### WORK INSTRUCTION
Hunt through the entries for the word "from" and copy each line in which it appears.

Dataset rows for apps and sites

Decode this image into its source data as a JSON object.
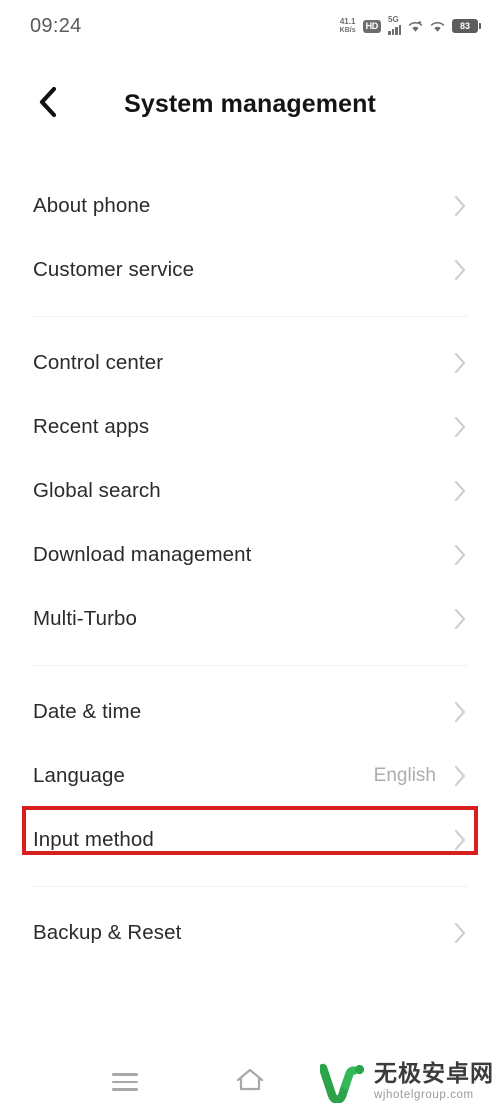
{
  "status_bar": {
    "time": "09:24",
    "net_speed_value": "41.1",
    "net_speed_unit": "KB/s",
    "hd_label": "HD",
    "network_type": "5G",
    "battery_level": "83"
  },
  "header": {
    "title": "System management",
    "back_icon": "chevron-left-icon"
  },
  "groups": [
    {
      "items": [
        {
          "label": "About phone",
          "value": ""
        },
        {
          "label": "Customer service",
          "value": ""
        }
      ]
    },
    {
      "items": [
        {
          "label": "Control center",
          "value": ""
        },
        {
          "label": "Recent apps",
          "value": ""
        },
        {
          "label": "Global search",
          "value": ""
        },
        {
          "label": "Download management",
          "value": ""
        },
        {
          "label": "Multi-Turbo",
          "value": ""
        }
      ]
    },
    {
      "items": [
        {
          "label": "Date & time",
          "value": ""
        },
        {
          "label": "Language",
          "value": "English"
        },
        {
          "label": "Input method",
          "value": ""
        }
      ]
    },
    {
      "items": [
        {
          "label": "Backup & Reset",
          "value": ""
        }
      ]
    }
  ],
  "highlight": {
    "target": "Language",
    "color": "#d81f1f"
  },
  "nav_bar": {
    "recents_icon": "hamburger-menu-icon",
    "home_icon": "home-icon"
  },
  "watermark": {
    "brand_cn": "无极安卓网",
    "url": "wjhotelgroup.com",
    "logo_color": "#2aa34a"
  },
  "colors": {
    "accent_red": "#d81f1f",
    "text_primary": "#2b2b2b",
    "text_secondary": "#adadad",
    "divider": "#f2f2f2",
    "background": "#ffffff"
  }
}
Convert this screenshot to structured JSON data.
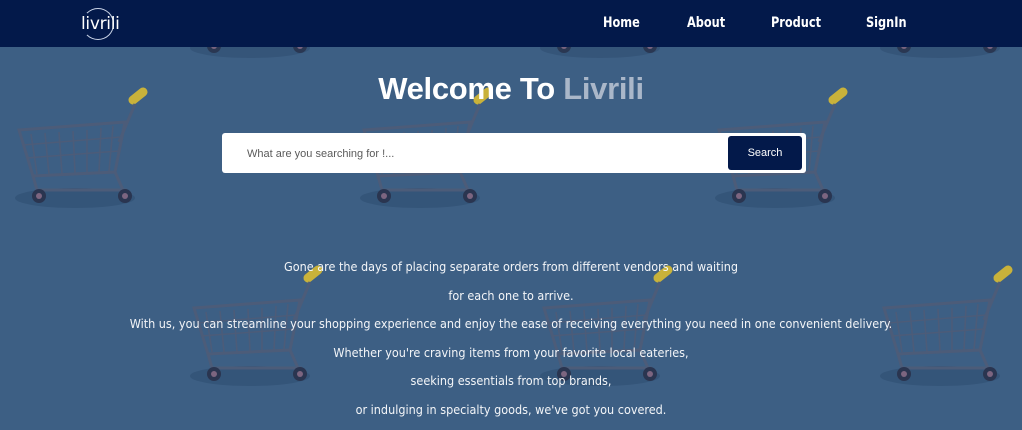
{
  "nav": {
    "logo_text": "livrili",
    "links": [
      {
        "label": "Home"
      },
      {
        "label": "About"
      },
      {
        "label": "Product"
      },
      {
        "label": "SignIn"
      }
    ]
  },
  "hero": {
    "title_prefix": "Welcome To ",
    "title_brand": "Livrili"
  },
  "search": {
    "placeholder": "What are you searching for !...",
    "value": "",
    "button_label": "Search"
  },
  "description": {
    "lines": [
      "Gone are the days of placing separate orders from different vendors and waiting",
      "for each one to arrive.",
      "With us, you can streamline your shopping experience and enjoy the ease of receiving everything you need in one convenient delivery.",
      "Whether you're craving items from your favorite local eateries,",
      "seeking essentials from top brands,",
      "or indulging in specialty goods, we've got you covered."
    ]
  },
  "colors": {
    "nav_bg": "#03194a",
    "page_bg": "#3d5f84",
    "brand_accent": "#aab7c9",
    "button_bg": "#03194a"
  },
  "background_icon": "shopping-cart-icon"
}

### SOLUTION TO THIS EXERCISE
      "Gone are the days of placing separate orders from different vendors and waiting",
      "Whether you're craving items from your favorite local eateries,",
      "seeking essentials from top brands,",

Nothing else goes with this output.